Taking inspiration from late 70s/80s-era funk music, most notably in the joyful interaction of the guitars and the bass, on Brighton quintet, Youth ‘Teeth’ the band reference Nile Rogers and CHIC’s knack for penning interesting, active instrumentals whilst remaining totally accessible and never overwhelming or self-indulgent.
Commenting on the track, which is laced with one of the most unforgettable bass grooves of the year, the band said: “Teeth’ sees us continue to push into more rhythmic territory and embrace the influence of funk bands Parliament and Tower Of Power, with its constant danceable groove punctuated by wonky guitars throughout. Lyrically the single explores the sinister magnetism of untrustworthy people and the way they can enter the lives of those vulnerable to their charms.”
Youth Sector’s music is a coiled spring of urgency and unpredictable energy, while lyrically offering a sense of catharsis for the confusion of modern adult life. Regimented drum beats and saw-tooth synth sounds are matched with erratic, dynamic vocals.
“We’re drawn to the balance between making something sound interesting and exciting while keeping it melodic and catchy,” explains front man Nick Tompkins of their approach to writing. “It’s a difficult but enjoyable line to tread. Lyrically the idea of writing through the eyes of a character is something that grabs me particularly, as it helps me to empathise with and explore perspectives that I don’t hold myself, as well as use characters to demonstrate more serious frustrations I have with the world.”
Brighton-based, but with members from London and Portsmouth, the band met whilst at university viewing student digs. As the only musicians he knew at the time, Tompkins quickly snapped up the remaining members for a musical project he was working on that would eventually become Youth Sector.
“It seems to have forced us to up our game musically, particularly in live performance,” say the band of their local scene. “There are pros and cons to the sheer amount of music in Brighton but one of the pros is that you cannot afford to be complacent; we’ve never had a moment where we felt like we were rising to the top of the Brighton scene – you have to keep pushing yourself in order to keep afloat.”

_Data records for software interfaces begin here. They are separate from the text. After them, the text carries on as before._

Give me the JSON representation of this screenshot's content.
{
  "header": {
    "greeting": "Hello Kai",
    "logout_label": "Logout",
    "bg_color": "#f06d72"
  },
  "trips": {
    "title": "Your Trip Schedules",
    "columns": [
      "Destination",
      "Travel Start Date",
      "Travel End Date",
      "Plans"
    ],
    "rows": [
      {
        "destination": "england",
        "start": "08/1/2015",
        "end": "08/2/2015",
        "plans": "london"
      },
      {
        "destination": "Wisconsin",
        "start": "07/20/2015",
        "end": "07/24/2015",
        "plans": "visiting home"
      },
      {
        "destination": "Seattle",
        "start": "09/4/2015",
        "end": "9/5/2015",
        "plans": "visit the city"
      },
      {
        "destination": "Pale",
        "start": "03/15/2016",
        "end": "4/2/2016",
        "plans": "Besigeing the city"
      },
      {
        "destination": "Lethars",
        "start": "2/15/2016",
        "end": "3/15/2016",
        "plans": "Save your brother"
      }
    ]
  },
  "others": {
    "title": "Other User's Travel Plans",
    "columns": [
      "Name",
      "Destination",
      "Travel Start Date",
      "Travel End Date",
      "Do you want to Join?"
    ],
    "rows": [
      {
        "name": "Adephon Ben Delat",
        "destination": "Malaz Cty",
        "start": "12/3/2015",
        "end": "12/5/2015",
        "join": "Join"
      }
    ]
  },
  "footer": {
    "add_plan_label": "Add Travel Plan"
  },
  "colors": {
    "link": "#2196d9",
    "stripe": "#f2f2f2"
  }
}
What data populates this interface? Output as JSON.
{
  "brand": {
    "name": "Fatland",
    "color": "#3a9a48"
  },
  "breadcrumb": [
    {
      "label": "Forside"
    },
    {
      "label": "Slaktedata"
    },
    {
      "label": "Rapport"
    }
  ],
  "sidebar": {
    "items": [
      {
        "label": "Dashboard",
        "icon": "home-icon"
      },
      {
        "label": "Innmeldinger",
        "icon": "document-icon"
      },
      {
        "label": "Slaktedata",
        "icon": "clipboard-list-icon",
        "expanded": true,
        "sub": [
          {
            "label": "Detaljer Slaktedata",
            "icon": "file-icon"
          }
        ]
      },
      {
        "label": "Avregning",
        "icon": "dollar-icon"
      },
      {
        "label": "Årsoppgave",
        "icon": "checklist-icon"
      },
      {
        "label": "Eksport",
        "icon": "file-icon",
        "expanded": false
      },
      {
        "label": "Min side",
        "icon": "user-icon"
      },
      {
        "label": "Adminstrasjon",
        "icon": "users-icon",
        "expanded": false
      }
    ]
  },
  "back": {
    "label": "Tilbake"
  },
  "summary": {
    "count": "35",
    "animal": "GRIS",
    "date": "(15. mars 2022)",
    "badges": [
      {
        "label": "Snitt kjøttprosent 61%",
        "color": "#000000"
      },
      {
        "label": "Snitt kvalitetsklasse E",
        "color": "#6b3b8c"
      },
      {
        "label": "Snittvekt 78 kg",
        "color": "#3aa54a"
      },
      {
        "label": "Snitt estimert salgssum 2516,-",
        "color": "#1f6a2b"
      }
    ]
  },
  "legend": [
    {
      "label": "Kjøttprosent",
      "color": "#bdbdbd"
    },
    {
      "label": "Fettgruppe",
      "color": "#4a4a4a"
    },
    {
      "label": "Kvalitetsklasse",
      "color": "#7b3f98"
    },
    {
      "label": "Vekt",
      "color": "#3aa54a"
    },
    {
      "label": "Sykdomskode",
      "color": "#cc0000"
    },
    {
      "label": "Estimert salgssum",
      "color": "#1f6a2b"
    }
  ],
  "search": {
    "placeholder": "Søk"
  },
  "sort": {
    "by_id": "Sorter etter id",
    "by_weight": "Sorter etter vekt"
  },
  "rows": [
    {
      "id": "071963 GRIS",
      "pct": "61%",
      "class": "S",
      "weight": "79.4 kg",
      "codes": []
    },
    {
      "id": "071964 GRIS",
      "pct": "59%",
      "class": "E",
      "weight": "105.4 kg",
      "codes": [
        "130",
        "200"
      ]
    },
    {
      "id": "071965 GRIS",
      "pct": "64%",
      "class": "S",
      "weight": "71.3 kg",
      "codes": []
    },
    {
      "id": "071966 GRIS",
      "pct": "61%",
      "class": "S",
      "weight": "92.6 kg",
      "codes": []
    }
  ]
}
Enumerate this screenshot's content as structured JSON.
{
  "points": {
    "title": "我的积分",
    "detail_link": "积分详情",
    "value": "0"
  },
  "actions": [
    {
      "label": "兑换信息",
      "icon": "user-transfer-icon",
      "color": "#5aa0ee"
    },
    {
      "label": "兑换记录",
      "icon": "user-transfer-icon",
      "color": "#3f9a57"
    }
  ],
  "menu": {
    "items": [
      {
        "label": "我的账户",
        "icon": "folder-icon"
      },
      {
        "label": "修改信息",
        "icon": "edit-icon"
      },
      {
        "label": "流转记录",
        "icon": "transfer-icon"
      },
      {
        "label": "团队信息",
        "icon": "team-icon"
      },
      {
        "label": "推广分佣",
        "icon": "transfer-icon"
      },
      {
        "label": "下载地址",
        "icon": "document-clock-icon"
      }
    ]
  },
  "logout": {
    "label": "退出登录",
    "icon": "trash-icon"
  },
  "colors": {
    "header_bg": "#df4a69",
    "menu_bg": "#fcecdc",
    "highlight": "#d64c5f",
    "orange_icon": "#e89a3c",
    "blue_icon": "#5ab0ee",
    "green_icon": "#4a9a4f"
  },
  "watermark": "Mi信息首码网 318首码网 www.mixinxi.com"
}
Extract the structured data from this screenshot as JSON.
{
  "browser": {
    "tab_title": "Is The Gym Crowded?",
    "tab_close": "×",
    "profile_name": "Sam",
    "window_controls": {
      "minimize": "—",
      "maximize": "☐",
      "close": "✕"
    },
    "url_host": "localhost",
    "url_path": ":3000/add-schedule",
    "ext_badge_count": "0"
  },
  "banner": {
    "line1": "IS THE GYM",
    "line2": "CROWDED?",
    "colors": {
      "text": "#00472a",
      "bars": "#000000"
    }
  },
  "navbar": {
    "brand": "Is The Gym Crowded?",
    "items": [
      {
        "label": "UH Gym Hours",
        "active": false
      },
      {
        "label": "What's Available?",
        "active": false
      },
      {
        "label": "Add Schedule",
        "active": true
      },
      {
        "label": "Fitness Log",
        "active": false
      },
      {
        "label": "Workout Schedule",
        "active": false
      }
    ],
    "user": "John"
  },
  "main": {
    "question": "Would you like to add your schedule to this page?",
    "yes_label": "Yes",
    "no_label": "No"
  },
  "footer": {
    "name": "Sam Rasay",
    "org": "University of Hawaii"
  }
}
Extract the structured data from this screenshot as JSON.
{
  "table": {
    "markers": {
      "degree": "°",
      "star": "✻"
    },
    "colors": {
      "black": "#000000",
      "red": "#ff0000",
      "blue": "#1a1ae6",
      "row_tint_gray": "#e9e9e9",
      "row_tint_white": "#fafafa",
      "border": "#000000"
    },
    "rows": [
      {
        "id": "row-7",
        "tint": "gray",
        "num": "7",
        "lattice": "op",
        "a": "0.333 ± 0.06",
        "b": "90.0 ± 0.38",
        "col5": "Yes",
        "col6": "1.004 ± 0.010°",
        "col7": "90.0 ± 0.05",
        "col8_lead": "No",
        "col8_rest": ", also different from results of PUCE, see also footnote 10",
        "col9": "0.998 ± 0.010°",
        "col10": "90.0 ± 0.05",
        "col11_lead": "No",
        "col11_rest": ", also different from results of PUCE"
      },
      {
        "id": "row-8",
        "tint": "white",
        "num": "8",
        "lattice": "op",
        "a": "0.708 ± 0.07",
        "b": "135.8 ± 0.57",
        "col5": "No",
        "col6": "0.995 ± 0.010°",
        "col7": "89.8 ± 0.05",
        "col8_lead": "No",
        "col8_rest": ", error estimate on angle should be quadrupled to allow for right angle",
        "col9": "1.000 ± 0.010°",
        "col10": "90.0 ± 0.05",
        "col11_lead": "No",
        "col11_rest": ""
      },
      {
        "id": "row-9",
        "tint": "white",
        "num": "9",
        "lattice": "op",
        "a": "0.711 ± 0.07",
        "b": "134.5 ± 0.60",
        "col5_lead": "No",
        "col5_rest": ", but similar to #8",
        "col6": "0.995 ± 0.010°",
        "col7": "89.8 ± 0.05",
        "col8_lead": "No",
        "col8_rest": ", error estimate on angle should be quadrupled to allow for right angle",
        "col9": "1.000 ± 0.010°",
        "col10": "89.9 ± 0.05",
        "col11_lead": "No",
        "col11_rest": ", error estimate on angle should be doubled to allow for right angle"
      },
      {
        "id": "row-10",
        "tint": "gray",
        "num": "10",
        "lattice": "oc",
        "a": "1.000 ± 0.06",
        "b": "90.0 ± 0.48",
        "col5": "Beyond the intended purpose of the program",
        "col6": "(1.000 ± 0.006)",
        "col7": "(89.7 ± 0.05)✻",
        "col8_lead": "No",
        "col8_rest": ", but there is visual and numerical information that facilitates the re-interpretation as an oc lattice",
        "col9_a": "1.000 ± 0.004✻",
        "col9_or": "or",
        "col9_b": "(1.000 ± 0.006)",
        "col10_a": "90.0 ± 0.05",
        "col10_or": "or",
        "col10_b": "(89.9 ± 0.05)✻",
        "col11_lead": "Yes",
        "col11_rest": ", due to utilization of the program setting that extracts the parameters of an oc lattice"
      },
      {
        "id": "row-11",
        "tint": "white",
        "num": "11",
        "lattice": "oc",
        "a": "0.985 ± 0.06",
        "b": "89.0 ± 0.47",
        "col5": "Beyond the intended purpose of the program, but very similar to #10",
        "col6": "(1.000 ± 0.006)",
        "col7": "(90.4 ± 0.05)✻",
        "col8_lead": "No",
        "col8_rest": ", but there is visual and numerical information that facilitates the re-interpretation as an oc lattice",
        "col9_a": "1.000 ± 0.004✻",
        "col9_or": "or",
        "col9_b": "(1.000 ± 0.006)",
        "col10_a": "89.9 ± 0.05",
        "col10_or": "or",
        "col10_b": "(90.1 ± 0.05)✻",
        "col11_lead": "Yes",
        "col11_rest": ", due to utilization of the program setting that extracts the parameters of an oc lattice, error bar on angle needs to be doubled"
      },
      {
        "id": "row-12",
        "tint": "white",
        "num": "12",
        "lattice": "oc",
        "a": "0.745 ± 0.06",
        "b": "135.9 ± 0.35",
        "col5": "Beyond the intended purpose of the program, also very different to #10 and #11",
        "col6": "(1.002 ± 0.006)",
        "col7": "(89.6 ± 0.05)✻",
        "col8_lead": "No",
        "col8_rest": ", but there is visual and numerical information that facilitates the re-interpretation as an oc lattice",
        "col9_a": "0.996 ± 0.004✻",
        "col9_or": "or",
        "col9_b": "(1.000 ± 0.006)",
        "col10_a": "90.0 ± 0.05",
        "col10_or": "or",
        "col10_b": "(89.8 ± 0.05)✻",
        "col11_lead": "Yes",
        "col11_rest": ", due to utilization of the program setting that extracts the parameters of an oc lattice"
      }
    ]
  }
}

As a group, their interests are as disparate as their music—guitarist Brad Moore spent 2019 working in a fort in the sea and had to get the ferry to work every day; Tompkins makes strange sculptures out of clay in his spare time; bassist Josh Doyle wishes he was a cowboy; synth player Harvey Dent can do an ollie, and drummer Dan Smith is old enough to know better.
Taking influence from art school greats DEVO, Parquet Courts and Talking Heads, the Brighton art-rock 5 piece never revel in bleakness, managing to twist everyday narratives into music that is quite the opposite; upbeat, full of energy, with irresistible hooks and choruses you can’t help but sing along with.
The band released their incredibly strong debut EP Mundanity earlier this year, preceded by a string of drip-fed singles with artwork by the legendary Storm Studios (Pink Floyd, The Mars Volta, Muse).
With early support coming from DIY, The Line of Best Fit, DORK, So Young Magazine and Gigwise, plus heavy rotation from BBC R1, BBC 6music, Amazing Radio and Radio X, their tracks have also piqued playlist interest from editorial teams at Spotify, Amazon, Deezer and Apple Music. Previous single ‘No Fanfare’ recently appeared on Channel 4 reality show Made In Chelsea.
“We’re absolutely aching to play shows in 2021,” say the band of their plans for the future, “as many as possible and as soon as possible – that’s priority number one. We’ve also been working hard on new material towards the latter end of 2020 and have some exciting ideas for it early next year. It’s difficult to plan ahead right now for obvious reasons so we’re taking small, tentative steps towards next year…”
Header image by Dan Kendall